## Data for the task
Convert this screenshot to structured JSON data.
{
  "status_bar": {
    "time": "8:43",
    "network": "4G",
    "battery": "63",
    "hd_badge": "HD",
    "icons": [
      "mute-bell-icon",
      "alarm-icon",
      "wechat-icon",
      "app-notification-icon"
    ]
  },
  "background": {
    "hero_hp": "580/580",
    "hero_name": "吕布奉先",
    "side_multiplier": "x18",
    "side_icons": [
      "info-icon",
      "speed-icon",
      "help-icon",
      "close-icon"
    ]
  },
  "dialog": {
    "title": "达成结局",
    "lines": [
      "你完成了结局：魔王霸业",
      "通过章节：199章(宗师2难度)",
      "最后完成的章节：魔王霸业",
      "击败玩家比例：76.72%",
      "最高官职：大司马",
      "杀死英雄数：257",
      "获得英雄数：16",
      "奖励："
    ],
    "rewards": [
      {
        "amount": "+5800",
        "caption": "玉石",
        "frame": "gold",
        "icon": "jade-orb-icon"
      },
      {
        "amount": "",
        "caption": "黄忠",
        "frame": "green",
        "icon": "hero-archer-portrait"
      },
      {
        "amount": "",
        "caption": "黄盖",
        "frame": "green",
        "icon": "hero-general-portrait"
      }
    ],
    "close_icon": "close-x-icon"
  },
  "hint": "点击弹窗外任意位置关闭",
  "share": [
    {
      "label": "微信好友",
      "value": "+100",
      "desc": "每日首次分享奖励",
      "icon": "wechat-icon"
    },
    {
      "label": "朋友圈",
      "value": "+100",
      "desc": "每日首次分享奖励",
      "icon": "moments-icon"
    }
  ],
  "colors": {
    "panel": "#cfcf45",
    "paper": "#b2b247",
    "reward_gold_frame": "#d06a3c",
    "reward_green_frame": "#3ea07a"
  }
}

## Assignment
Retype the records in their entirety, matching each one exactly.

## Exercise answer
Convert this screenshot to structured JSON data.
{
  "status_bar": {
    "time": "8:43",
    "network": "4G",
    "battery": "63",
    "hd_badge": "HD",
    "icons": [
      "mute-bell-icon",
      "alarm-icon",
      "wechat-icon",
      "app-notification-icon"
    ]
  },
  "background": {
    "hero_hp": "580/580",
    "hero_name": "吕布奉先",
    "side_multiplier": "x18",
    "side_icons": [
      "info-icon",
      "speed-icon",
      "help-icon",
      "close-icon"
    ]
  },
  "dialog": {
    "title": "达成结局",
    "lines": [
      "你完成了结局：魔王霸业",
      "通过章节：199章(宗师2难度)",
      "最后完成的章节：魔王霸业",
      "击败玩家比例：76.72%",
      "最高官职：大司马",
      "杀死英雄数：257",
      "获得英雄数：16",
      "奖励："
    ],
    "rewards": [
      {
        "amount": "+5800",
        "caption": "玉石",
        "frame": "gold",
        "icon": "jade-orb-icon"
      },
      {
        "amount": "",
        "caption": "黄忠",
        "frame": "green",
        "icon": "hero-archer-portrait"
      },
      {
        "amount": "",
        "caption": "黄盖",
        "frame": "green",
        "icon": "hero-general-portrait"
      }
    ],
    "close_icon": "close-x-icon"
  },
  "hint": "点击弹窗外任意位置关闭",
  "share": [
    {
      "label": "微信好友",
      "value": "+100",
      "desc": "每日首次分享奖励",
      "icon": "wechat-icon"
    },
    {
      "label": "朋友圈",
      "value": "+100",
      "desc": "每日首次分享奖励",
      "icon": "moments-icon"
    }
  ],
  "colors": {
    "panel": "#cfcf45",
    "paper": "#b2b247",
    "reward_gold_frame": "#d06a3c",
    "reward_green_frame": "#3ea07a"
  }
}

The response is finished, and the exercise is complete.